§ WHAT YOU HAVE TO DO:
Check every line below, and copy those that include "true".

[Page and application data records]
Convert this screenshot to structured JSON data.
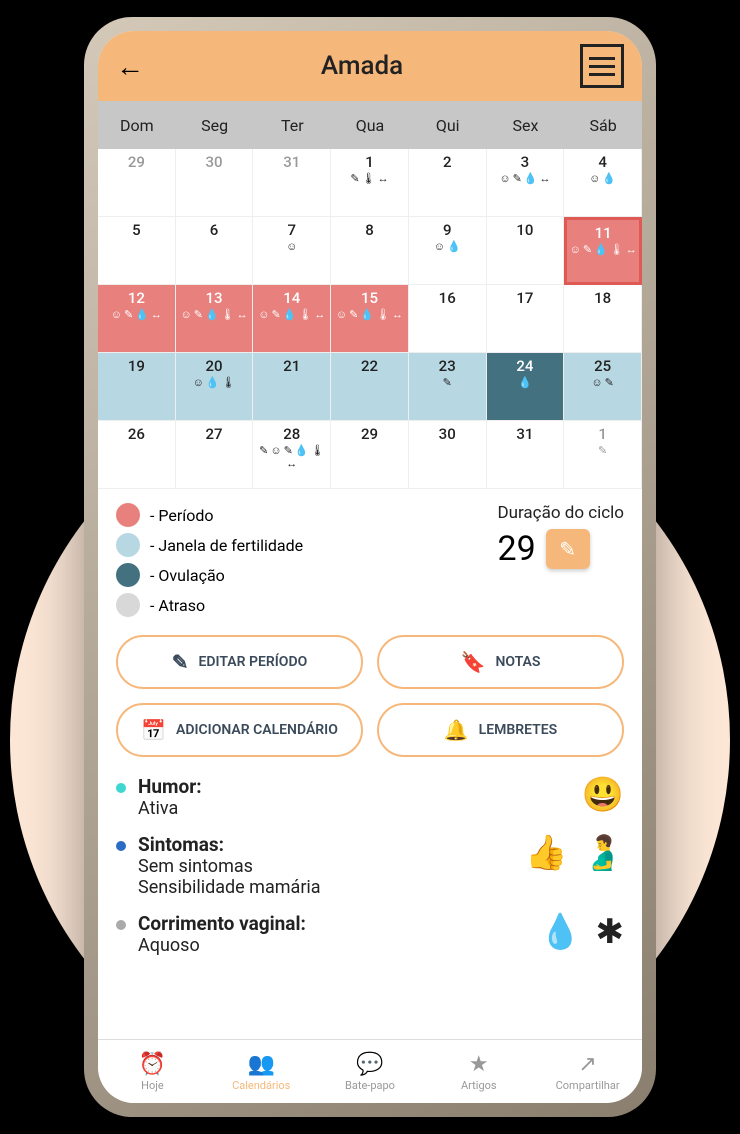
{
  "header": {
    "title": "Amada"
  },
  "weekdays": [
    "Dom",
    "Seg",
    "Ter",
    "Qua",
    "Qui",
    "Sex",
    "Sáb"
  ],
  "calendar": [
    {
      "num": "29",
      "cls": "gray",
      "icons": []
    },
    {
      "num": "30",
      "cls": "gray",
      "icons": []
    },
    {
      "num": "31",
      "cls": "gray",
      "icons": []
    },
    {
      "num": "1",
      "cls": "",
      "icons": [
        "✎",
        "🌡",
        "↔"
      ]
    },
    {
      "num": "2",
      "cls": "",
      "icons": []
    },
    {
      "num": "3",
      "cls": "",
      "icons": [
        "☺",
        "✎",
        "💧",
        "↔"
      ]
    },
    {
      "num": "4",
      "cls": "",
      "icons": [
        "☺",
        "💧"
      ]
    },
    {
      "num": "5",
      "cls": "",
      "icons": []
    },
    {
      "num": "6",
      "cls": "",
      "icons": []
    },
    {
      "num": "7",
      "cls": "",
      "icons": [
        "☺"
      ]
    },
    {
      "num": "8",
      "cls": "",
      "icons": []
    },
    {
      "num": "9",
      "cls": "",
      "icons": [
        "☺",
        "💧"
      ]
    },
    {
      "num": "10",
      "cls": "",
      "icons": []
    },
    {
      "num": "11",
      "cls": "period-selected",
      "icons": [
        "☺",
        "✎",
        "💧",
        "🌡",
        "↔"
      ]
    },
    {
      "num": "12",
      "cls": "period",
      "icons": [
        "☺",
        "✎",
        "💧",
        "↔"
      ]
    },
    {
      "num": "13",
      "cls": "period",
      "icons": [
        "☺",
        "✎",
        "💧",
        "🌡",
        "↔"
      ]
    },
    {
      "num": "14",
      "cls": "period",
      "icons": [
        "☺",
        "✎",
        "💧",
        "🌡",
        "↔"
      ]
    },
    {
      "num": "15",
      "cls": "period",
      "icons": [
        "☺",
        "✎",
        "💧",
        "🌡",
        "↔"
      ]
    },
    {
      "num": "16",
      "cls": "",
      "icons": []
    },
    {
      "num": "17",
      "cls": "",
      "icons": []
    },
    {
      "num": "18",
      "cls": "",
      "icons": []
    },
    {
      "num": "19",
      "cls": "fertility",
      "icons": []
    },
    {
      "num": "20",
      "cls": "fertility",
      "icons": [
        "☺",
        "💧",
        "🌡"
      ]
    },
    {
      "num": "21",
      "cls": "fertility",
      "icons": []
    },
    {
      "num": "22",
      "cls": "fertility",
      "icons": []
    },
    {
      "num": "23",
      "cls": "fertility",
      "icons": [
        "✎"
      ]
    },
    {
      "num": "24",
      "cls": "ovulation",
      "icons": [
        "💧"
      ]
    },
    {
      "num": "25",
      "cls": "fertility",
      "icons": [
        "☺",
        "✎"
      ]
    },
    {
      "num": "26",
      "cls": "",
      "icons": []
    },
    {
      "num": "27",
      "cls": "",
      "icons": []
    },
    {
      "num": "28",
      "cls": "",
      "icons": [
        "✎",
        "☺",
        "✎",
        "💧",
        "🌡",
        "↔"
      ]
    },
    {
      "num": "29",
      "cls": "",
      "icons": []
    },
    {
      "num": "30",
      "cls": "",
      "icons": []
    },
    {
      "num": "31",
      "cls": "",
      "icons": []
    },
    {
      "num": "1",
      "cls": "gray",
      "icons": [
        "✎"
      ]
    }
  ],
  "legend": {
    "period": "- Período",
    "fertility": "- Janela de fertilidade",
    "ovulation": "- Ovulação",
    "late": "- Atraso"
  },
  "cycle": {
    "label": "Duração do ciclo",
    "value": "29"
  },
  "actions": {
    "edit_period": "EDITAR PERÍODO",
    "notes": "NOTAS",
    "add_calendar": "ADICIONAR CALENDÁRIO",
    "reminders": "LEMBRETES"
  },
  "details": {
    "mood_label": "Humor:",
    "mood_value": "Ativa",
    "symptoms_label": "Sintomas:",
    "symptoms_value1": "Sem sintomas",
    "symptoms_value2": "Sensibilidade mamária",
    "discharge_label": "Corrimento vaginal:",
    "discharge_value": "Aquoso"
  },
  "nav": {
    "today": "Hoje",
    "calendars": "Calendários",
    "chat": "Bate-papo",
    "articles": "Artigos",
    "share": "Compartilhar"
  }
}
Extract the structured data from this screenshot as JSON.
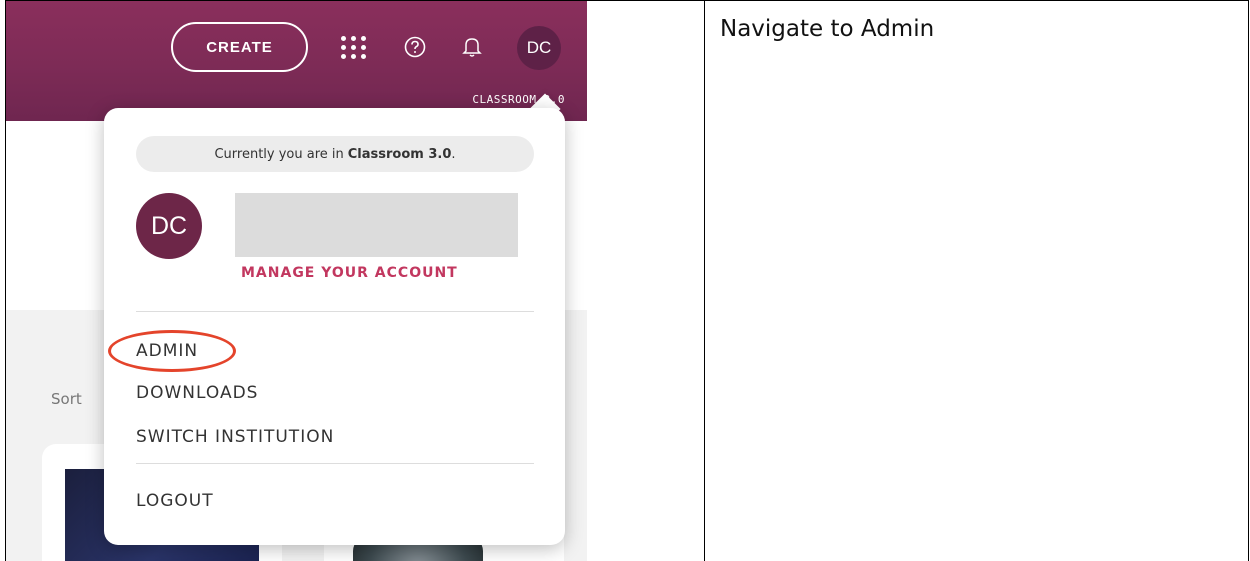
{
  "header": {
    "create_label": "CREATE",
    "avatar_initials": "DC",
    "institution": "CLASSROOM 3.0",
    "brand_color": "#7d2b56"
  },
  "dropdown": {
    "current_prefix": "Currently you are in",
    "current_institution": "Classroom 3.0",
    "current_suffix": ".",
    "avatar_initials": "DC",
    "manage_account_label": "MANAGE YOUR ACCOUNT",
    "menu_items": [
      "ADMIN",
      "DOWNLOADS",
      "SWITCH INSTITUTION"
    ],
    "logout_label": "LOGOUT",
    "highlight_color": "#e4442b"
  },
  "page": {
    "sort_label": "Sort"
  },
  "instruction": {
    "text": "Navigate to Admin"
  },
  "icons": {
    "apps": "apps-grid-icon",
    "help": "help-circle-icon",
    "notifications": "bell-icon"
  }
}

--

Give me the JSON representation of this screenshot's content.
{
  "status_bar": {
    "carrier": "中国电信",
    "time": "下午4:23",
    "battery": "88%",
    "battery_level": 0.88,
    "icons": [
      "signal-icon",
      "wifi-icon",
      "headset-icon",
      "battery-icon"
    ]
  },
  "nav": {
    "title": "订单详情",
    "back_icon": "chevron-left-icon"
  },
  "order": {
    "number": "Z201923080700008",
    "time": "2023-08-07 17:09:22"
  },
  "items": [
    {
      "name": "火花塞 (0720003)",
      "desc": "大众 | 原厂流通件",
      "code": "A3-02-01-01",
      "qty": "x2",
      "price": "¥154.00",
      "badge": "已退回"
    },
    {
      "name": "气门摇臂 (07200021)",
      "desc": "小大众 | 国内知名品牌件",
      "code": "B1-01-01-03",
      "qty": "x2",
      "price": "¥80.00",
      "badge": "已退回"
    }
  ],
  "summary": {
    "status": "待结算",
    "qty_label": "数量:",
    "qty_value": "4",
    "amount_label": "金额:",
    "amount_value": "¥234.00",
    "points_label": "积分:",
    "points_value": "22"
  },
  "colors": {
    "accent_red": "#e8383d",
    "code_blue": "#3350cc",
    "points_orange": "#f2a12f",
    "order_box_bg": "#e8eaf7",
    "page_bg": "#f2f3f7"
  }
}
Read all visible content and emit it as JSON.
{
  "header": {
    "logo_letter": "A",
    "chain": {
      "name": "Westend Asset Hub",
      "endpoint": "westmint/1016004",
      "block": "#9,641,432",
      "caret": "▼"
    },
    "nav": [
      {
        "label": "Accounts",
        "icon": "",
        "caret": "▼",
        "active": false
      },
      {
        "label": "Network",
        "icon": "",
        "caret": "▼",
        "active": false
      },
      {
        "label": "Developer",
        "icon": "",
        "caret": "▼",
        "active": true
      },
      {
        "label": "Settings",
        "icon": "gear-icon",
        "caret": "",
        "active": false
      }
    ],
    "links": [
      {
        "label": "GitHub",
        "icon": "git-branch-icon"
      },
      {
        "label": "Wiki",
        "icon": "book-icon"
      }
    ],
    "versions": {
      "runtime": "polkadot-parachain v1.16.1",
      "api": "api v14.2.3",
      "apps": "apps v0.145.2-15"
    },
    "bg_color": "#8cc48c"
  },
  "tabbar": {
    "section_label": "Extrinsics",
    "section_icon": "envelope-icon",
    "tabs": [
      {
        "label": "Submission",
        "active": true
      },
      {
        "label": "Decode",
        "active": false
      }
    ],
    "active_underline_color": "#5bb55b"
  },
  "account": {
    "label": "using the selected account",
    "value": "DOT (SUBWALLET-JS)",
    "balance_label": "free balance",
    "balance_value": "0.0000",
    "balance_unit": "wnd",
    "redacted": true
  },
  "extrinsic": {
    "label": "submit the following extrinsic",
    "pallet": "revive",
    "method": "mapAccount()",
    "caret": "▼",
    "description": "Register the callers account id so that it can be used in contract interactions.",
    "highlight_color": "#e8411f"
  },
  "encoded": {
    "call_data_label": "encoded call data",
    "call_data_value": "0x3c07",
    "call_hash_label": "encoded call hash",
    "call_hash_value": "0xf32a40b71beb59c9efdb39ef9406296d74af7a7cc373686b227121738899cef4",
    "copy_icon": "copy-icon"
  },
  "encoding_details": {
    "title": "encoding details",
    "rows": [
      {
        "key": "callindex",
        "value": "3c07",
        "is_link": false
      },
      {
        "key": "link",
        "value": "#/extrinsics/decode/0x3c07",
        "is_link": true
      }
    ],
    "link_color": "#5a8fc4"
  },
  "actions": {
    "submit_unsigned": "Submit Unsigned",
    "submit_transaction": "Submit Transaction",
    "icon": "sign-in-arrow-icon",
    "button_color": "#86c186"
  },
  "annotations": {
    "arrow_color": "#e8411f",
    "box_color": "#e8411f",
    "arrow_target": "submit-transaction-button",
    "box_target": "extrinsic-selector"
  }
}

§ SOLUTION BELOW:
        "active": true
        "active": true
    "redacted": true
        "is_link": true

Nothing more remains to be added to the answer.